Blackpool's enormous sweep of sandy beach, it's iconic Victorian tower, the sprawling theme park which curiously boasts a ride called Bling and its profusion of fish and chip shops attract millions of fun-seekers each year.
Tucked away from the traditional delights of the Golden Mile, however, is one of Blackpool's less talked about landmarks, the antiquated Bloomfield Road stadium, home to the Lancashire town's football club since 1899.
Fun has been in short supply there for some four decades as the club, known for its tangerine kit and a winger named Stanley Matthews, languished in the shadow of Liverpool and Manchester United, to say nothing of Wigan Athletic and Preston North End.
That could all be about to change on Saturday, however, as Blackpool take on Cardiff City for a place in the top flight of English football for the first time since 1971.
Under astute manager Ian Holloway, the Seasiders have proved the surprise package of the Championship this season, clinching sixth place and a shot at the playoffs on the final day.
They beat former European champions Nottingham Forest in the semi-finals and will turn Wembley Stadium orange on Saturday against Cardiff, who are bidding to become the first Welsh side to play in the top flight since Swansea City in 1983.
"I don't even want to think about what could be if we do it," Holloway, who once said he loved Blackpool because like him it "looked better in the dark", told the club's website.

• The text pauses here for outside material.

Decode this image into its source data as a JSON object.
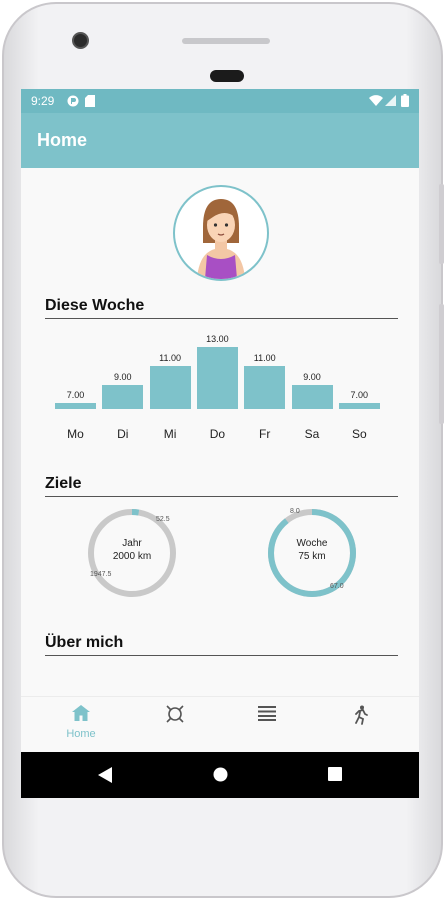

"What a great opportunity for everybody at the club to try and cap off a magnificent season. Trying to get people to think that this is just another match that we need to win is an almost impossible task."
He is not wrong in that respect. The Championship play-off is regarded as the most lucrative match in world football.
According to accounting firm Deloitte, the team that wins on Saturday could get a 90 million pounds windfall - double what the play-off was worth last year.
Even a club finishing bottom of the Premier League next season will receive 40 million pounds with so-called parachute payments expected to total 48 million over the next four years.
"In financial terms, this match offers the winning club the most substantial prize in world football and the value is now even greater as a result of the Premier League's increased revenues from international broadcast rights and the extended parachute payments over four seasons," Paul Rawnsley, director of Deloitte's Sports Business Group, said.
The sums up for grabs are mind-boggling for both clubs.
Blackpool's stadium currently only has three sides and a capacity of less than 10,000 while most of the squad have been plucked from the lower leagues.
Their record signing is Charlie Adam from Rangers in 2009 for 500,000 pounds and the Scottish midfielder's contribution has taken Holloway's side within one win of the jackpot.
"I've been lucky to play in some big matches in Europe and for my country but this is the biggest game of my career so far," said Adam, who took his goal tally this season to 18 in the semi-final win against Forest.
Cardiff moved into a new stadium this season but their financial problems have made bigger headlines and, unlike relatively debt-free Blackpool, are desperate to cash in on the riches of the Premier League.
"I've said many times that to win this game would be life-changing for many people," Cardiff boss Dave Jones told the club's website.
"It's not just for the player and the football club, it's for Cardiff as a city. We know what's at stake."comments